The Escalante High School football team goes after each other during practice on the red turf in Tierra Amarilla. Escalante was 11-3 last season, but a season-ending 63-12 loss to Estancia High School in the Class 2A state football playoffs has motivated them to be stronger this season.
By George Morse
Escalante High School football coach Dusty Giles was not happy with his team’s performance at practice Tuesday and he let them know it. Players did not know where they were to line up. They didn’t know their plays. They walked instead of hustled. In just three days, the Lobos would take a long bus ride to take on Tucumcari High School Friday in Tucumcari. He pulled no punches when he addressed the team at the end of practice.
“If we play like we did today, we’re going to take a 4-to-5 hour bus ride and get the crap beat out of us,” Giles said.
During defensive drills, players weren’t doing what they were supposed to do.
“They didn’t come out ready to practice,” Giles said. “They were hoping they were doing the right thing instead of knowing they were doing the right thing.”
Giles is in the ninth season of his second stint as the coach at Escalante. During that tenure, the Lobos have won three state football championships and have consistently been in the state football playoffs. Escalante has established itself as one of the best football programs in this part of New Mexico, regardless of size. In recent years, the Lobos have added much bigger schools to their schedule like Espanola Valley High School, Pojoaque Valley High School and Santa Fe High School to its pre-district schedule and have yet to lose to them. His record speaks for itself. When Giles talks, his team listens.
“It all starts here at practice,” junior running back Dante Salazar said. “We can’t have an off-day like we had today.”
Salazar said last year he played at 155 pounds and this year weighs 183 pounds, yet still retains the speed that has earned him medals at the state track and field meet. A season-ending 63-12 loss to Estancia High School in the quarterfinals of the Class 2A state football playoffs was motivation enough for Salazar to bulk up.

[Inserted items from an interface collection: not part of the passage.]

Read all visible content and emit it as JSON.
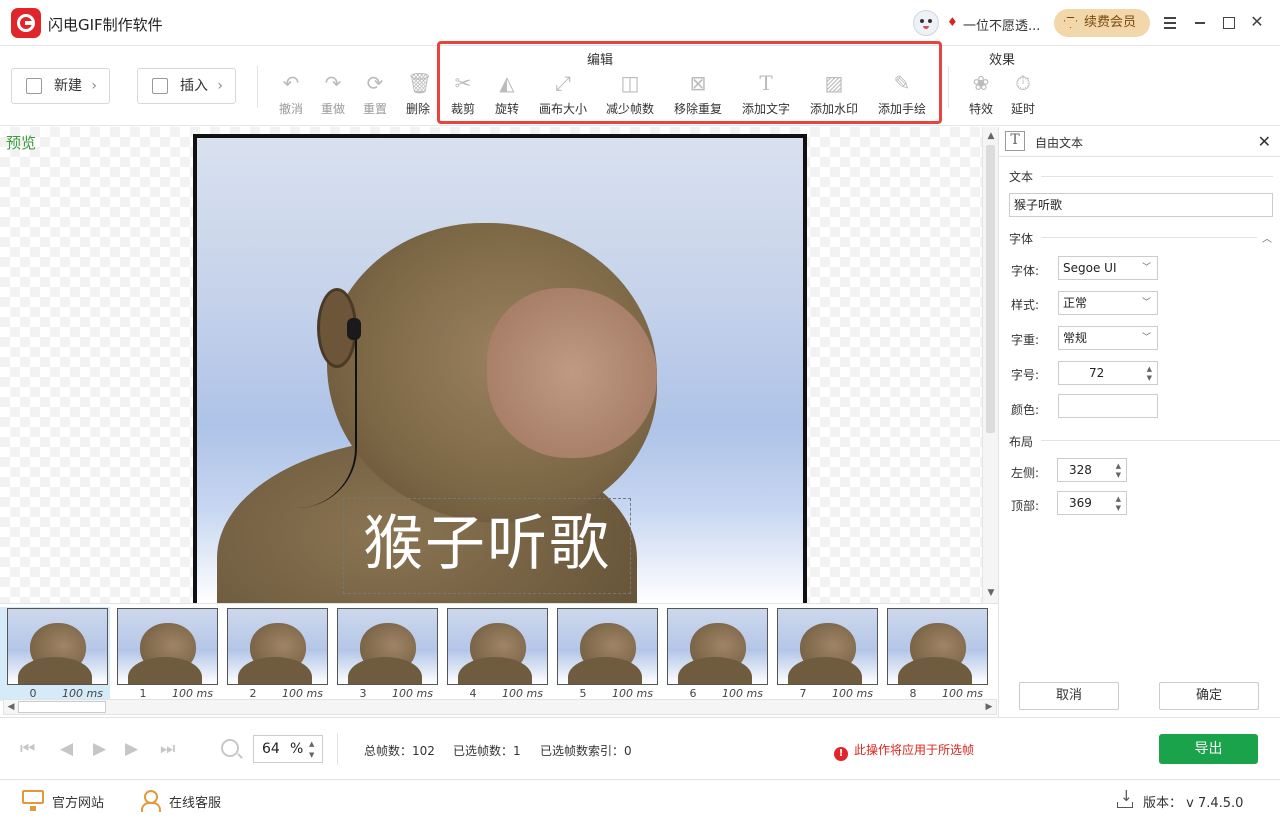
{
  "app": {
    "title": "闪电GIF制作软件",
    "username": "一位不愿透...",
    "renew_label": "续费会员"
  },
  "toolbar": {
    "new_label": "新建",
    "insert_label": "插入",
    "edit_group_title": "编辑",
    "effects_group_title": "效果",
    "history": [
      {
        "label": "撤消",
        "icon": "undo-icon"
      },
      {
        "label": "重做",
        "icon": "redo-icon"
      },
      {
        "label": "重置",
        "icon": "reset-icon"
      },
      {
        "label": "删除",
        "icon": "trash-icon"
      }
    ],
    "edit_items": [
      {
        "label": "裁剪",
        "icon": "scissors-icon"
      },
      {
        "label": "旋转",
        "icon": "rotate-icon"
      },
      {
        "label": "画布大小",
        "icon": "resize-canvas-icon"
      },
      {
        "label": "减少帧数",
        "icon": "reduce-frames-icon"
      },
      {
        "label": "移除重复",
        "icon": "remove-duplicate-icon"
      },
      {
        "label": "添加文字",
        "icon": "text-icon"
      },
      {
        "label": "添加水印",
        "icon": "watermark-icon"
      },
      {
        "label": "添加手绘",
        "icon": "pencil-icon"
      }
    ],
    "effect_items": [
      {
        "label": "特效",
        "icon": "effects-icon"
      },
      {
        "label": "延时",
        "icon": "timer-icon"
      }
    ]
  },
  "preview": {
    "label": "预览",
    "overlay_text": "猴子听歌"
  },
  "filmstrip": {
    "frames": [
      {
        "index": "0",
        "duration": "100 ms"
      },
      {
        "index": "1",
        "duration": "100 ms"
      },
      {
        "index": "2",
        "duration": "100 ms"
      },
      {
        "index": "3",
        "duration": "100 ms"
      },
      {
        "index": "4",
        "duration": "100 ms"
      },
      {
        "index": "5",
        "duration": "100 ms"
      },
      {
        "index": "6",
        "duration": "100 ms"
      },
      {
        "index": "7",
        "duration": "100 ms"
      },
      {
        "index": "8",
        "duration": "100 ms"
      }
    ],
    "selected_index": 0
  },
  "panel": {
    "title": "自由文本",
    "text_section": "文本",
    "text_value": "猴子听歌",
    "font_section": "字体",
    "font_label": "字体:",
    "font_value": "Segoe UI",
    "style_label": "样式:",
    "style_value": "正常",
    "weight_label": "字重:",
    "weight_value": "常规",
    "size_label": "字号:",
    "size_value": "72",
    "color_label": "颜色:",
    "color_value": "#ffffff",
    "layout_section": "布局",
    "left_label": "左侧:",
    "left_value": "328",
    "top_label": "顶部:",
    "top_value": "369",
    "cancel_label": "取消",
    "ok_label": "确定"
  },
  "controls": {
    "zoom_value": "64",
    "zoom_unit": "%",
    "total_frames": "总帧数：102",
    "selected_frames": "已选帧数：1",
    "selected_index": "已选帧数索引：0",
    "warning": "此操作将应用于所选帧",
    "export_label": "导出"
  },
  "statusbar": {
    "website": "官方网站",
    "support": "在线客服",
    "version": "版本： v 7.4.5.0"
  },
  "colors": {
    "accent_red": "#e8443f",
    "export_green": "#1aa34a",
    "preview_green": "#3c9a3c",
    "warning_red": "#d9251d"
  }
}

“It motivated us as a team to hit the weight room harder,” he said. “We don’t like losing like that.”
Junior Brendon Giles, the coach’s son, takes over at quarterback. Being the coach’s son has advantages and disadvantages.
“He’s always there to guide me,” Brendon Giles said. “Always there if I have questions. When we’re lazy like we were today, it carries over to the house.”

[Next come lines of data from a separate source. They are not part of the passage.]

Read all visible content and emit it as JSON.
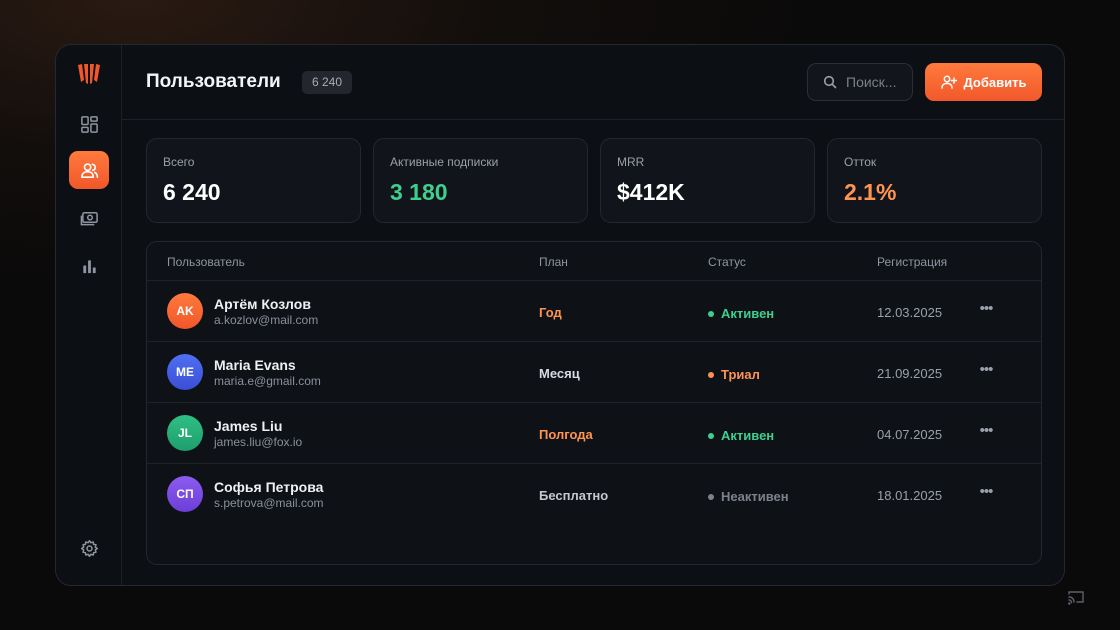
{
  "header": {
    "title": "Пользователи",
    "count": "6 240",
    "search_placeholder": "Поиск...",
    "add_label": "Добавить"
  },
  "sidebar": {
    "items": [
      {
        "name": "logo-icon"
      },
      {
        "name": "dashboard-icon"
      },
      {
        "name": "users-icon",
        "active": true
      },
      {
        "name": "payments-icon"
      },
      {
        "name": "analytics-icon"
      },
      {
        "name": "settings-icon"
      }
    ]
  },
  "kpis": [
    {
      "label": "Всего",
      "value": "6 240",
      "color": "#ffffff"
    },
    {
      "label": "Активные подписки",
      "value": "3 180",
      "color": "#3ecf8e"
    },
    {
      "label": "MRR",
      "value": "$412K",
      "color": "#ffffff"
    },
    {
      "label": "Отток",
      "value": "2.1%",
      "color": "#ff9452"
    }
  ],
  "table": {
    "columns": [
      "Пользователь",
      "План",
      "Статус",
      "Регистрация"
    ],
    "rows": [
      {
        "initials": "AK",
        "name": "Артём Козлов",
        "email": "a.kozlov@mail.com",
        "plan": "Год",
        "status": "Активен",
        "date": "12.03.2025"
      },
      {
        "initials": "ME",
        "name": "Maria Evans",
        "email": "maria.e@gmail.com",
        "plan": "Месяц",
        "status": "Триал",
        "date": "21.09.2025"
      },
      {
        "initials": "JL",
        "name": "James Liu",
        "email": "james.liu@fox.io",
        "plan": "Полгода",
        "status": "Активен",
        "date": "04.07.2025"
      },
      {
        "initials": "СП",
        "name": "Софья Петрова",
        "email": "s.petrova@mail.com",
        "plan": "Бесплатно",
        "status": "Неактивен",
        "date": "18.01.2025"
      }
    ]
  },
  "colors": {
    "accent": "#ff6a35",
    "active": "#3ecf8e",
    "trial": "#ff9452",
    "inactive": "#7c818b"
  }
}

The Lobos have made some changes to their option offense. Quarterback Giles said the offense will be about 60- percent running and 40 percent passing. There are now two running backs instead of just one. Isaac Archuleta will line up at the other running back position with Giles and Salazar in the backfield. Most of the plays on offense will be run from a shotgun formation to limit the fumbles that plagued the Lobos last season.
“We’re a really tight group,” Brendon Giles said. “We’re a really small town and we’ve been through a lot of things together.”
This year, the Lobos’ backfield will be running behind a beefy line that’s anchored in the middle by junior guards James Garcia and Andres Salazar. Senior Cory Gallegos snaps the ball at center. Garcia weighs in at 269 pounds while Salazar tips the scale at 290 pounds. Gallegos is a mobile 200 pounds.
“They’re big dudes, strong and smart,” Brendon Giles said. “They’ve been protecting me since the eighth grade. At all 11 spots, we’ve got a good dude.”
Their size is something that Escalante doesn’t always have. Better known for its scrappy 130-pound linebackers and 150-pound defensive linemen, the Lobos try to take advantage of their quickness on defense. Junior middle linebacker Matias Lujan, who calls the plays on defense and senior outside linebacker Wyatt Horan will be filling those roles. More than once, bigger teams have looked down on the Lobos because of their smaller size before the game only to be walking off the field with their heads down after another Escalante victory.
“All 11 coming to the ball,” Horan said. “We have got to be focused. Play more as a team.”
One of the biggest changes for Escalante will be their schedule. Initially, the Lobos’ District 1/5-2A had five teams. With McCurdy Charter School, Questa High School and Mission Achievement and Success School now gone from the district this season due to schools dropping their football program or opting to compete in 8-man football, only Newcomb High School remains to challenge the Lobos for the district title.
That may work to Escalante’s advantage. Last season, Escalante finished the regular season defeating its last seven opponents by a combined score of 304-37, including a 2-0 forfeit. To replace the three lost district games, Giles was able to schedule some stronger opponents from bigger schools to finish the regular season.
“From a competition standpoint, we’re adding some quality opponents,” Coach Giles said. “That’s going to be a huge factor going into the playoffs. We were finishing the (regular) season facing teams that were not going to be in the (state) playoffs. We’re not going to have that this year. We’ll be ready for the playoffs.”
Coach Giles is optimistic heading into the 2019 season.
The Lobos opened up their season with a strong win on the road last Friday with a convincing win over the Tucumcari Rattlers, 40-14. Next up for the Lobos is their home opener tomorrow night in Tierra Amarilla as they host the Bloomfield Bobcats in a non-conference matchup. Kickoff time is scheduled for 7:00pm.